[GOAL OF THE EXERCISE]: A single number is the answer: the count of lines below that contain "Bank".

- - - -

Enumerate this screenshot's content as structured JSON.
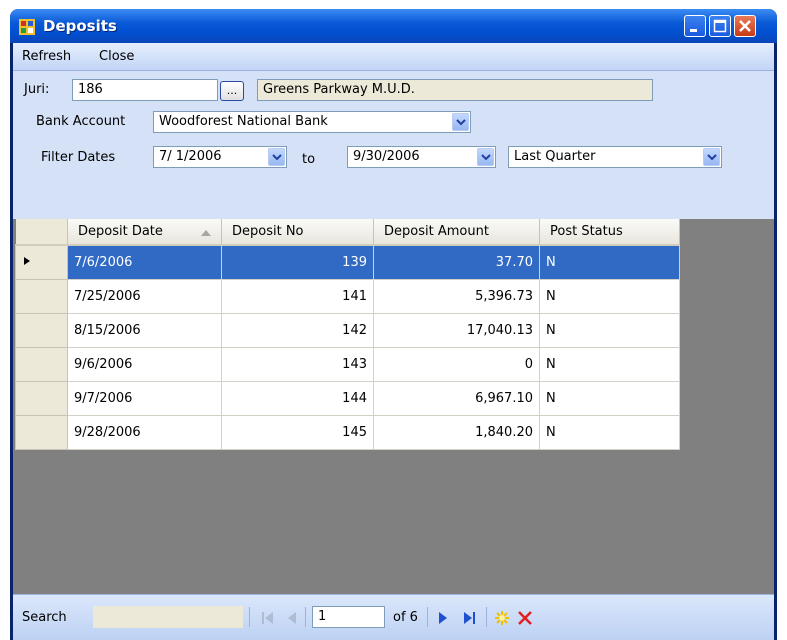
{
  "window": {
    "title": "Deposits"
  },
  "menu": {
    "refresh": "Refresh",
    "close": "Close"
  },
  "form": {
    "juri_label": "Juri:",
    "juri_value": "186",
    "lookup_button": "...",
    "juri_name": "Greens Parkway M.U.D.",
    "bank_label": "Bank Account",
    "bank_value": "Woodforest National Bank",
    "filter_label": "Filter Dates",
    "date_from": "7/ 1/2006",
    "to_label": "to",
    "date_to": "9/30/2006",
    "range_value": "Last Quarter"
  },
  "grid": {
    "columns": [
      "Deposit Date",
      "Deposit No",
      "Deposit Amount",
      "Post Status"
    ],
    "rows": [
      {
        "date": "7/6/2006",
        "no": "139",
        "amount": "37.70",
        "status": "N"
      },
      {
        "date": "7/25/2006",
        "no": "141",
        "amount": "5,396.73",
        "status": "N"
      },
      {
        "date": "8/15/2006",
        "no": "142",
        "amount": "17,040.13",
        "status": "N"
      },
      {
        "date": "9/6/2006",
        "no": "143",
        "amount": "0",
        "status": "N"
      },
      {
        "date": "9/7/2006",
        "no": "144",
        "amount": "6,967.10",
        "status": "N"
      },
      {
        "date": "9/28/2006",
        "no": "145",
        "amount": "1,840.20",
        "status": "N"
      }
    ]
  },
  "status": {
    "search_label": "Search",
    "position": "1",
    "of_total": "of 6"
  },
  "colors": {
    "selection": "#316ac5",
    "titlebar": "#0a5ad8",
    "delete": "#e02020",
    "add": "#f0c000"
  }
}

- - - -

[WRITTEN REPLY]: 2